Although GeneMatch is still early in its development, we have demonstrated it is feasible to enroll tens of thousands of people online and have them complete a cheek swab kit at home for APOE genotyping. We are optimistic that GeneMatch will be an effective resource for efficiently referring potential participants to Alzheimer’s prevention studies and reducing screen fail rates. Future publications in peer-reviewed journals will report on the effectiveness of GeneMatch for accelerating recruitment and enrollment into Alzheimer’s prevention trials. Our hope is that one day soon, GeneMatch can serve as a model for other research hoping to improve recruitment benchmarks.
About The Author:

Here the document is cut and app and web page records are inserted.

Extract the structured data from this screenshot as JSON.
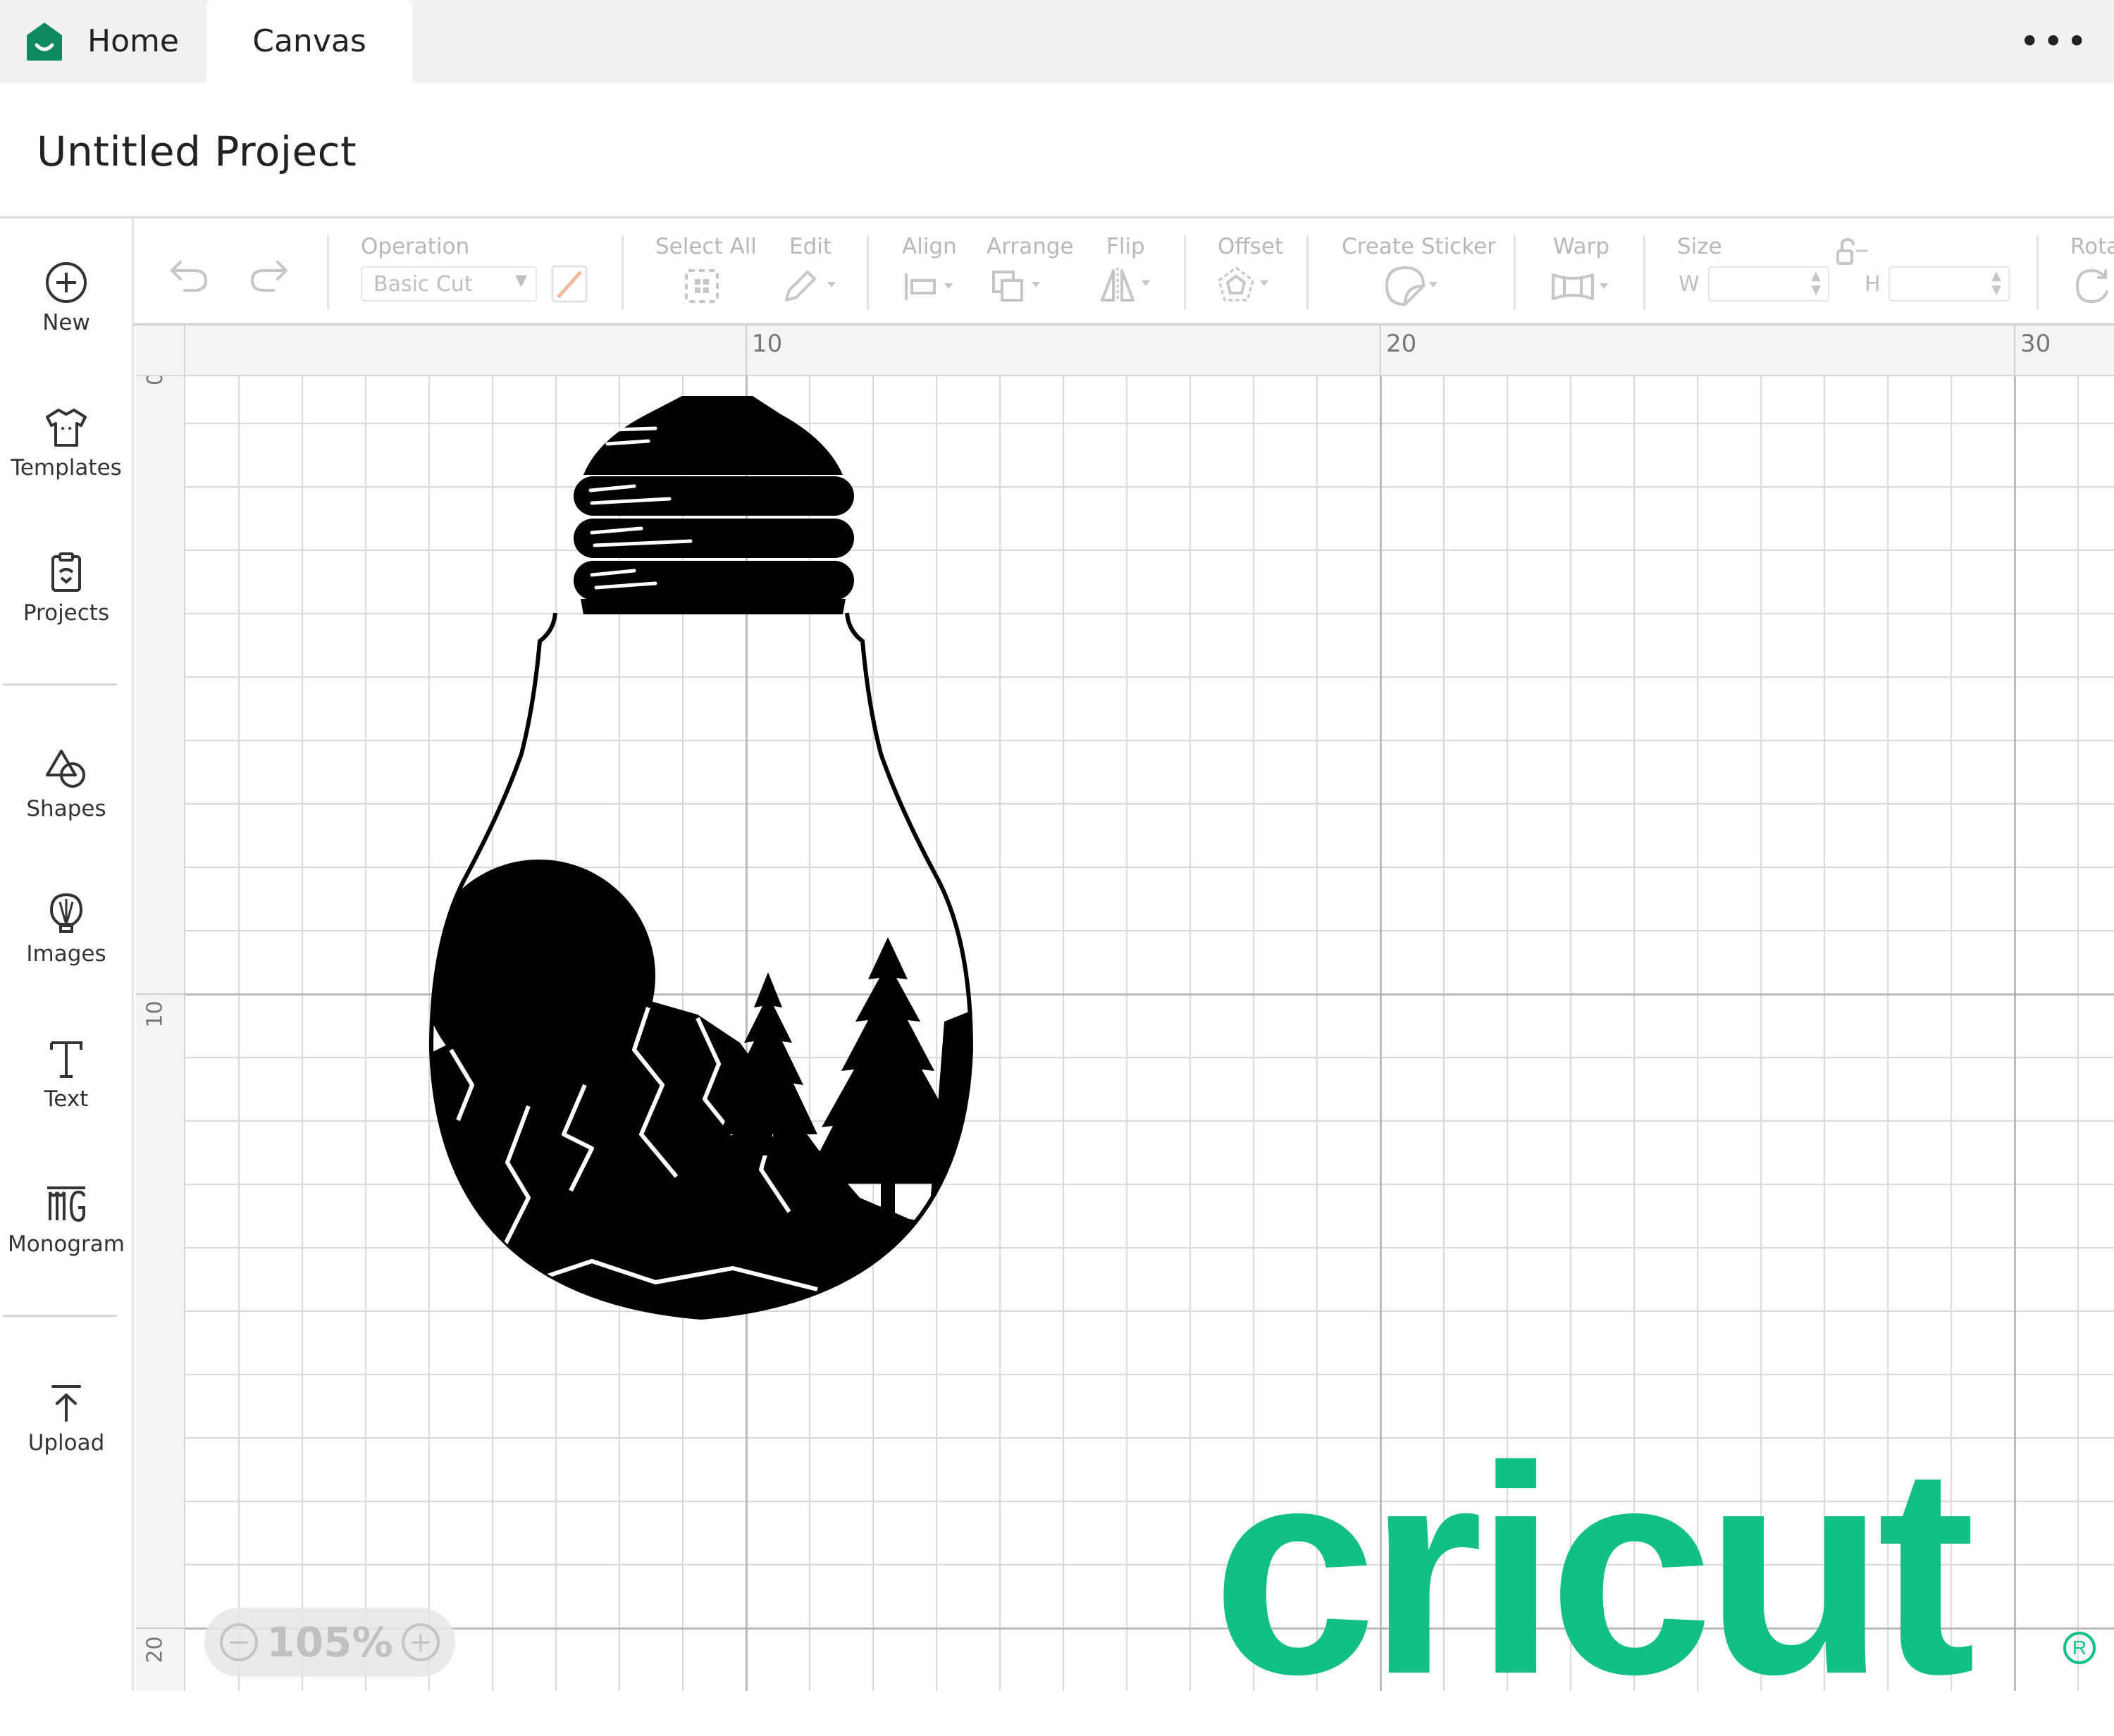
{
  "tabs": {
    "home": "Home",
    "canvas": "Canvas",
    "more": "•••"
  },
  "project": {
    "title": "Untitled Project"
  },
  "sidebar": {
    "items": [
      {
        "label": "New",
        "icon": "plus-circle-icon"
      },
      {
        "label": "Templates",
        "icon": "tshirt-icon"
      },
      {
        "label": "Projects",
        "icon": "projects-icon"
      },
      {
        "label": "Shapes",
        "icon": "shapes-icon"
      },
      {
        "label": "Images",
        "icon": "lightbulb-icon"
      },
      {
        "label": "Text",
        "icon": "text-icon"
      },
      {
        "label": "Monogram",
        "icon": "monogram-icon"
      },
      {
        "label": "Upload",
        "icon": "upload-icon"
      }
    ]
  },
  "toolbar": {
    "operation_label": "Operation",
    "operation_value": "Basic Cut",
    "select_all": "Select All",
    "edit": "Edit",
    "align": "Align",
    "arrange": "Arrange",
    "flip": "Flip",
    "offset": "Offset",
    "create_sticker": "Create Sticker",
    "warp": "Warp",
    "size": "Size",
    "w": "W",
    "h": "H",
    "rotate": "Rota"
  },
  "ruler": {
    "top": [
      "10",
      "20",
      "30"
    ],
    "left": [
      "0",
      "10",
      "20"
    ]
  },
  "zoom": {
    "value": "105%"
  },
  "brand": {
    "name": "cricut",
    "color": "#12bf84"
  }
}
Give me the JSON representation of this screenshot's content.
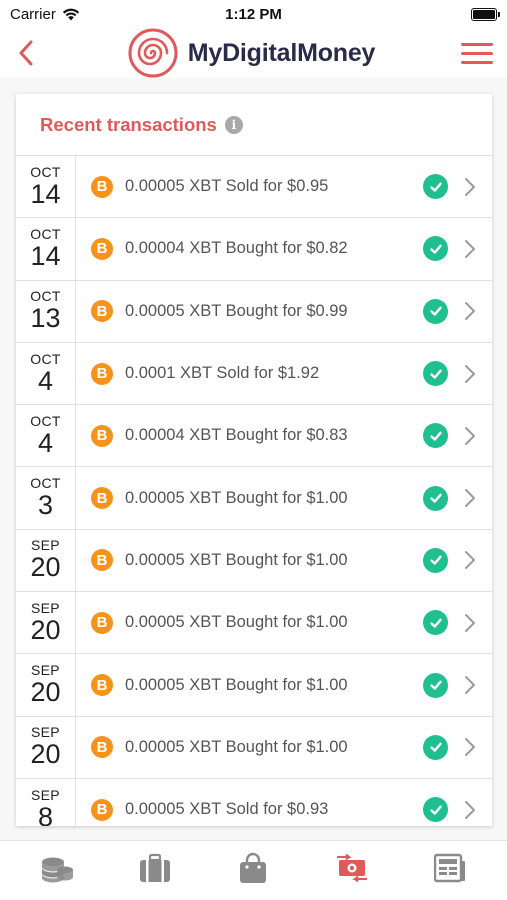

Jessica Langbaum, Ph.D., is director of the Alzheimer’s Prevention Registry and its GeneMatch program. In addition, she is responsible for the scientific oversight of the Alzheimer’s Prevention Initiative clinical trials program, which currently includes the API Autosomal Dominant Alzheimer’s disease trial in Colombia and the API Generation Program. Langbaum serves on several national and international advisory boards. She received her bachelor’s degree in neuroscience and psychology with high honors from Oberlin College and her doctorate in psychiatric epidemiology from the Johns Hopkins University Bloomberg School of Public Health.